When my son was four years old, I became obsessed with getting him to obey. I was tired of asking him to do something more than once, tired of explaining why I wanted it done, and especially tired of the struggle that ensued every time we tried to leave the house! It didn’t seem unreasonable to me to expect him to willingly cooperate with my reasonable requests. Well, he clearly had other plans.
The more I wanted him to obey without argument, the more he resisted. The more he resisted, the more I yelled. The more I yelled, the less connection there was between us. Having him obey regardless of how he felt, or why he felt that way, became my main objective. And very quickly we both became miserable.
I have a pretty low tolerance for pain, so it wasn’t long before I started to question my objective—blind obedience—and whether or not it fit with my longer term goals for my son. Taking a longer range view, I realized that I actually am not very interested in raising an obedient child. After all, I want him to be able to hold his own in the world of peer pressure. Imagining him as a young man, I came to realize that I hoped for many things for him, and obedience was nowhere near the top of the list. In fact, it wasn’t on the list at all.

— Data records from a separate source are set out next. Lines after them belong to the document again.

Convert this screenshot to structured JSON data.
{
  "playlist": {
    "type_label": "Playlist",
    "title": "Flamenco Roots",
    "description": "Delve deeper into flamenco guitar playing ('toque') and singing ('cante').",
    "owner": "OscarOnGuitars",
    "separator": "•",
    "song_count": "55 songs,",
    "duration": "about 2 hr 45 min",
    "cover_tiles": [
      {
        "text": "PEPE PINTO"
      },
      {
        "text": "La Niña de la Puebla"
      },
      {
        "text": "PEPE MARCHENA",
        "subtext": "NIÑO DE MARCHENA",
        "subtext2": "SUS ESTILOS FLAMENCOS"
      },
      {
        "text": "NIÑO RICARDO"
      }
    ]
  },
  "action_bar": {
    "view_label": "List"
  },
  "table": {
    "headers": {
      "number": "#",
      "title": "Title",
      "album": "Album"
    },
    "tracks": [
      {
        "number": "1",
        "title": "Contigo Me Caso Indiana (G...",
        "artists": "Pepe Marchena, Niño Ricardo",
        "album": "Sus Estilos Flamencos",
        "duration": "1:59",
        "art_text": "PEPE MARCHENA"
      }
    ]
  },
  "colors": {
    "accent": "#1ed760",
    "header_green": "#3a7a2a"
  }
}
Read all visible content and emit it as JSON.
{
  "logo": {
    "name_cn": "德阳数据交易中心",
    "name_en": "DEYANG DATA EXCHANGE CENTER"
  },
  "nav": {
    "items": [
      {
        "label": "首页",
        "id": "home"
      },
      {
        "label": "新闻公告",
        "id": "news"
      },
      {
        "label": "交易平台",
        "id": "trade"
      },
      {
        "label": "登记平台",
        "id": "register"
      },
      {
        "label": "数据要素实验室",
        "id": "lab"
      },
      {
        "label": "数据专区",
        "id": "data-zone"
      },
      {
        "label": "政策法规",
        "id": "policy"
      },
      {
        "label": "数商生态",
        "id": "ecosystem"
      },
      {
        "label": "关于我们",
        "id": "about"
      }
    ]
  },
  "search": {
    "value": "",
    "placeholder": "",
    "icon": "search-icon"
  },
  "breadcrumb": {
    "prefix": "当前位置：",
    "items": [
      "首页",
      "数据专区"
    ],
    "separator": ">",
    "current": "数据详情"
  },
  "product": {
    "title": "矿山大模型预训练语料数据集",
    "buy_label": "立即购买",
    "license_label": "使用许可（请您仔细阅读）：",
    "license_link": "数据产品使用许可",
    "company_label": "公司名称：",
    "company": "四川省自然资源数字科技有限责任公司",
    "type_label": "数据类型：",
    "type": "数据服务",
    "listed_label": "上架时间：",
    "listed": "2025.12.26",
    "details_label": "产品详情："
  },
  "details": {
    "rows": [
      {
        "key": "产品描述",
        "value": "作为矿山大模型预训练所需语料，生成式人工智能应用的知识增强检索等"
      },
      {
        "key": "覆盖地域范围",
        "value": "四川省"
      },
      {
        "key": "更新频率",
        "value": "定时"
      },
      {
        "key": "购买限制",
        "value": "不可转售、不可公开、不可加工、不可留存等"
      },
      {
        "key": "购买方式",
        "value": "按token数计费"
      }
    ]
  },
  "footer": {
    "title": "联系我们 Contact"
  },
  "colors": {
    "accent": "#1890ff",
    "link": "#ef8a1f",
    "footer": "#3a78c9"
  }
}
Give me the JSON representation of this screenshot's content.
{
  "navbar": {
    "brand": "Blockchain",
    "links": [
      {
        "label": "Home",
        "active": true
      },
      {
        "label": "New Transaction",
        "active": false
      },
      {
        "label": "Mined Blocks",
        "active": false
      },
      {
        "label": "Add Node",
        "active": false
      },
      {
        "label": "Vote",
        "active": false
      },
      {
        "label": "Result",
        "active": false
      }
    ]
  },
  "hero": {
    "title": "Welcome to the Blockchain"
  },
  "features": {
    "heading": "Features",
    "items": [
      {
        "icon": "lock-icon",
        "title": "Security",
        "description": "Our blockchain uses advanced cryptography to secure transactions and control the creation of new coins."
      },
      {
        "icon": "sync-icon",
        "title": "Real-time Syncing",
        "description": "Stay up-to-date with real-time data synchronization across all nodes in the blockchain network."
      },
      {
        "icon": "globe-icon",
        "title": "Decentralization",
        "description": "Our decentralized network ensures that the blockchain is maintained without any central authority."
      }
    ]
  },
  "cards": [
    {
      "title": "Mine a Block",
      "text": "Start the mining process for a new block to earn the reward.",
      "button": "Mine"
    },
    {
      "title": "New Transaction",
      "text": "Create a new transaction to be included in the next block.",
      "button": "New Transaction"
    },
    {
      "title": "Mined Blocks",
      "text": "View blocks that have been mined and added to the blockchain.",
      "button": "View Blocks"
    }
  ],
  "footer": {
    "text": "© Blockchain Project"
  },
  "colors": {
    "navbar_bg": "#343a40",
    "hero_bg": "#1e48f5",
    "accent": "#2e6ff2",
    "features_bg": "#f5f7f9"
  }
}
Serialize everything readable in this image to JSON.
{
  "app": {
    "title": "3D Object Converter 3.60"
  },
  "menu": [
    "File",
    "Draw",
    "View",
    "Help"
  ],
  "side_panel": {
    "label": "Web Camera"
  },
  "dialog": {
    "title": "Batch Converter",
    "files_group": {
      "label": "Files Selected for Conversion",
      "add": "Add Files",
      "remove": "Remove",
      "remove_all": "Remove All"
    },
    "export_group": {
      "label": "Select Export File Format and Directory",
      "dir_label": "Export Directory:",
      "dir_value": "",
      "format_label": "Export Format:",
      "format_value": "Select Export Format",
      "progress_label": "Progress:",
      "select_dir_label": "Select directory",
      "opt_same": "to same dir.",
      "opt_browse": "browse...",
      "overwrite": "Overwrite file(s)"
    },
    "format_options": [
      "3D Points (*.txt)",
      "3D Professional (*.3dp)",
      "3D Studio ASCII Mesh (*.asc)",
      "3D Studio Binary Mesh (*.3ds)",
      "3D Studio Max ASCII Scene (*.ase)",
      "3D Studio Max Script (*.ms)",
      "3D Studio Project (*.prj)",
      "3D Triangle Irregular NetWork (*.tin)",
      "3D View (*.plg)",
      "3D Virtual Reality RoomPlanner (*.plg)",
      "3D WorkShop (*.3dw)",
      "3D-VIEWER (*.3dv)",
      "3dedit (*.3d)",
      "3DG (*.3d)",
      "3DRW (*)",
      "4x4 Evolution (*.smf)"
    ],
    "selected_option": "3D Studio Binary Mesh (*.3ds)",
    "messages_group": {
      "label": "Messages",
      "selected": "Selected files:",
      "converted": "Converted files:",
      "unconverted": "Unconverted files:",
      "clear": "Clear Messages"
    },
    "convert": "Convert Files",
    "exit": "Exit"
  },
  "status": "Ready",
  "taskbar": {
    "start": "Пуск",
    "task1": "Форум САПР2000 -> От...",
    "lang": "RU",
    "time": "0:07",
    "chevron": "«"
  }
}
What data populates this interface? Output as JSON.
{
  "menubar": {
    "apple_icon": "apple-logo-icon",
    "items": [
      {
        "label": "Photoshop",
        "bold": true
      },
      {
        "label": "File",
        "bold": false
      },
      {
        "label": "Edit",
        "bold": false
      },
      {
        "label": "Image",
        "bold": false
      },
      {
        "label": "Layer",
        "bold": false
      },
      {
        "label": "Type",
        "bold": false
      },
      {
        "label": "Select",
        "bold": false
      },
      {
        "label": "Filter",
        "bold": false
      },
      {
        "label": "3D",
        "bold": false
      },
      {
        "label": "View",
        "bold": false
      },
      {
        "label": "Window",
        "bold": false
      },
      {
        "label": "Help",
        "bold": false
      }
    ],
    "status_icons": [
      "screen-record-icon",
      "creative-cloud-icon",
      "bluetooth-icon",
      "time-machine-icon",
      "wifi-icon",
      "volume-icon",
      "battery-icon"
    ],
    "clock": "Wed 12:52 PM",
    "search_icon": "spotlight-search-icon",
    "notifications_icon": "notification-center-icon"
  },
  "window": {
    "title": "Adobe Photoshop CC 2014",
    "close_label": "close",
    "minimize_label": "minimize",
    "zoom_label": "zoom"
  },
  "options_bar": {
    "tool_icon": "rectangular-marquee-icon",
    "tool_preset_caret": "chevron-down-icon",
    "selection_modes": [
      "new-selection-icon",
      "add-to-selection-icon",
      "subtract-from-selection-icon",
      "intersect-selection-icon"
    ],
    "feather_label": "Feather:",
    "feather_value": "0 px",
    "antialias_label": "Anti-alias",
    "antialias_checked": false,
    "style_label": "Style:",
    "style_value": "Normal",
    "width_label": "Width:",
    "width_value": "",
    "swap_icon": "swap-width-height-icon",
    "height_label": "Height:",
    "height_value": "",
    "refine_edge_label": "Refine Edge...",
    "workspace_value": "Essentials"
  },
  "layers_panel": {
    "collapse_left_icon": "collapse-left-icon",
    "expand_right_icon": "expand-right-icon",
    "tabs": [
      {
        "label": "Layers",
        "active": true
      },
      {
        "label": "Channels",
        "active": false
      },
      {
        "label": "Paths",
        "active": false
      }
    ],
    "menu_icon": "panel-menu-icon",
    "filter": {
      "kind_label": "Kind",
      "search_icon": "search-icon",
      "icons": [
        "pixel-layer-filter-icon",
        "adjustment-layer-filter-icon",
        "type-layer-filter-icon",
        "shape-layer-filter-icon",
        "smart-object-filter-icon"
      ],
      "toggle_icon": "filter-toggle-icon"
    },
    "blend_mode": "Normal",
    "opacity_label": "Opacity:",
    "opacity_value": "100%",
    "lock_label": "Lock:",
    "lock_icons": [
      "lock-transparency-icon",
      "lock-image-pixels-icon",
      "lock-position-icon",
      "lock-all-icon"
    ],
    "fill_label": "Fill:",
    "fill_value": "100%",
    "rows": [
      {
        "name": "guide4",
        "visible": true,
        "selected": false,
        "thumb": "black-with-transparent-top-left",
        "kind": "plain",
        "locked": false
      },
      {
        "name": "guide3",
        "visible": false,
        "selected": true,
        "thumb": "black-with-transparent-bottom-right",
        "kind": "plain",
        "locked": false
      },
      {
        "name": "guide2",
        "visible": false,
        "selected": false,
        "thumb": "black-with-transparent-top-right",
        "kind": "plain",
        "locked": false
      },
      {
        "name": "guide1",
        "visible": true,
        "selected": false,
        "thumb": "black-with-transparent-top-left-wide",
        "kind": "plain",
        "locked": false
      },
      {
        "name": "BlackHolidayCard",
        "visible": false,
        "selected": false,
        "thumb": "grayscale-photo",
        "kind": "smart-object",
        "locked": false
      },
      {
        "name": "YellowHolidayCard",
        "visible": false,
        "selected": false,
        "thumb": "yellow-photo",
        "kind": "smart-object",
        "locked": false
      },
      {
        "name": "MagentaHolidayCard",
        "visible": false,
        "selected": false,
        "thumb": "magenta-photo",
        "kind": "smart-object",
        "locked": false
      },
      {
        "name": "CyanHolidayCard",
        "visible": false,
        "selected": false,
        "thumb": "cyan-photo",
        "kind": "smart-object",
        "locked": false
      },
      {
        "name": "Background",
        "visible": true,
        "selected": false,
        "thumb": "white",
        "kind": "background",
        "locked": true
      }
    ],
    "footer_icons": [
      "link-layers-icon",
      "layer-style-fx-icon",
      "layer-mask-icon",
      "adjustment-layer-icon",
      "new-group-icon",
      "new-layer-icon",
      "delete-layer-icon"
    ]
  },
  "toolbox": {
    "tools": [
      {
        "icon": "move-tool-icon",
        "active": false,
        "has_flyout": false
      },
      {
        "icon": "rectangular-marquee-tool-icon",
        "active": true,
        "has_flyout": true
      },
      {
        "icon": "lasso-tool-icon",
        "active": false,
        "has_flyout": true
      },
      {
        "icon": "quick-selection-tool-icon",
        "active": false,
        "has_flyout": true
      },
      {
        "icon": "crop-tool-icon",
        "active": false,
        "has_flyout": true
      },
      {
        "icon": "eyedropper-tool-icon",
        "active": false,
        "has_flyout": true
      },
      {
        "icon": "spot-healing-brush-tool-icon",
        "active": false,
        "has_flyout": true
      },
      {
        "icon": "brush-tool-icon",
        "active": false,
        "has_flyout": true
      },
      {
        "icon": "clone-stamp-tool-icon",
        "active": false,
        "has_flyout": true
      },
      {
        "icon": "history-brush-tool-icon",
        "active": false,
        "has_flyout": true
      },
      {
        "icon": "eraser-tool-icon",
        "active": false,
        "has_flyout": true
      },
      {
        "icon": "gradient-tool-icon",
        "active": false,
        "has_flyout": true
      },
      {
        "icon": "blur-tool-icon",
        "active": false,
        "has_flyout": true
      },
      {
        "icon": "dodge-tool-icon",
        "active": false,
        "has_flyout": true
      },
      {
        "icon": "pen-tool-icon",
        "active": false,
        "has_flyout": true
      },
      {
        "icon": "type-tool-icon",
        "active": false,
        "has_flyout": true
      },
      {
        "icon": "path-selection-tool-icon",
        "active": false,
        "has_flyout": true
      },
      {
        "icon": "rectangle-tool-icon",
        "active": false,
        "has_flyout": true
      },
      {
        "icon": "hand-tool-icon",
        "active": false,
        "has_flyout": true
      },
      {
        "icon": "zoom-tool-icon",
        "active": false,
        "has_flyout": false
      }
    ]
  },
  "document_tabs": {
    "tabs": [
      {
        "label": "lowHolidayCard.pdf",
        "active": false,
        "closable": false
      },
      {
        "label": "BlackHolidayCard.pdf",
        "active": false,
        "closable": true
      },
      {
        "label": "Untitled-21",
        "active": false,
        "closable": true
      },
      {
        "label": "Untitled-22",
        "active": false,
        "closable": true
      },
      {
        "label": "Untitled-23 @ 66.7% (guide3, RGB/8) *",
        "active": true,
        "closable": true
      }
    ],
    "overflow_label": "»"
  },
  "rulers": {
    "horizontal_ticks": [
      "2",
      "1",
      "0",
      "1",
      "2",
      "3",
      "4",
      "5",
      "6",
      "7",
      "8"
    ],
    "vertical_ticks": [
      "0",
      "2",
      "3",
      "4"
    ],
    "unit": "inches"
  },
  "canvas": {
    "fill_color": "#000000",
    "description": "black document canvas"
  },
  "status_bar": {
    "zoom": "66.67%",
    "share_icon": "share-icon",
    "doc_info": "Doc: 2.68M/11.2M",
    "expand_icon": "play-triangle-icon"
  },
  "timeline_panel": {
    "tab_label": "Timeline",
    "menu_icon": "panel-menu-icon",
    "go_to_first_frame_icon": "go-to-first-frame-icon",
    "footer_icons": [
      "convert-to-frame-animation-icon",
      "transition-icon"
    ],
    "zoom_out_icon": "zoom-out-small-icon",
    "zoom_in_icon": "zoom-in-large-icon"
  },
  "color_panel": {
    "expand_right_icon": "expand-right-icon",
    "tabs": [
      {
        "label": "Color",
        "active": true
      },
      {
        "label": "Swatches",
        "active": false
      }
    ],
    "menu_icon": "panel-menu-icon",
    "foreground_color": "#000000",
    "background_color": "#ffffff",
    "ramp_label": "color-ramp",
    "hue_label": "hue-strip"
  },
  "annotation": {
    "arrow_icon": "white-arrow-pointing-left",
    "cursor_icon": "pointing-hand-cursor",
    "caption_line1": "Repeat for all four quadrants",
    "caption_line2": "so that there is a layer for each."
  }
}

Some of things I want for him are:
• RESILIENCY – the ability to bounce back from the challenges of life
• EMOTIONAL INTIMACY – open and loving relationships with a partner, family and friends
• HEALTH – the ability and desire to maintain a strong and healthy body (free from destructive and addictive habits)
• CONFIDENCE – trust in his feelings, thoughts and abilities
• DISCERNMENT – the ability to make his own thoughtful decisions in all matters
• INTELLECTUAL CURIOSITY – excitement about tackling new experiences, thoughts, and problems
After reviewing this list, I had to ask myself two questions:
1) If obedience is not the number quality I want to instill in my child, then is it the best thing to insist on right now? This was a bit of a no-brainer once I really thought about it. I need to model and teach my child to have the qualities NOW that I hope for him in the future.
2) What is the best way to instill the qualities I do want? I only needed to look to the extensive research done by John Gottman, author of Raising an Emotionally Intelligent Child. The answer was clear — become my child’s emotional coach.
In the role of emotional coach, a parent teaches their child strategies to deal with the emotional challenges of life. They don’t object to, or ignore, their child’s displays of anger, sadness, or fear. Instead, they accept negative emotions as a fact of life, and most importantly, they see their child’s big emotions as opportunities to teach valuable life lessons and build a closer relationship.
Children whose parents consistently practice Emotion Coaching have better physical health and score higher academically than children whose parents don’t offer such guidance. These kids get along better with friends, have fewer behavior problems, and are less prone to acts of violence. Over all, children who are Emotion-Coached experience fewer negative feelings and more positive feelings. In short, they’re more healthy emotionally. ~J. Gottman
Did you happen to notice how well these qualities match up with those I want for my child? I DID. And I wanted to know, EXACTLY what do I do to become an emotional coach for my child? (After all, talking about emotions doesn’t come naturally or easily to everyone!)
There are five steps to emotional coaching:
1. Become aware of the child’s emotion;
2. Recognize the emotion as an opportunity for teaching and intimacy;
3. Listen with empathy, validating the child’s feelings;
4. Help the child find words to label the emotion he is having; and
5. Set limits while exploring strategies together to solve the problem.
You’ll note that becoming your child’s emotional coach, does not mean becoming permissive and letting the child do whatever they want. After all, I still need to get my son into his shoes and out the door for school on time.
But, I have noticed that whenever I am able to meet my child’s resistance with empathy and a true curiosity about his feelings and needs, we are much more quickly able to reach a mutually agreeable solution.
We both get what we want—in the present moment and twenty years down the road. Win-win and win!
Leave a comment below and let us know what values you want to instill in your kids and how you do it? I’d love to hear from you!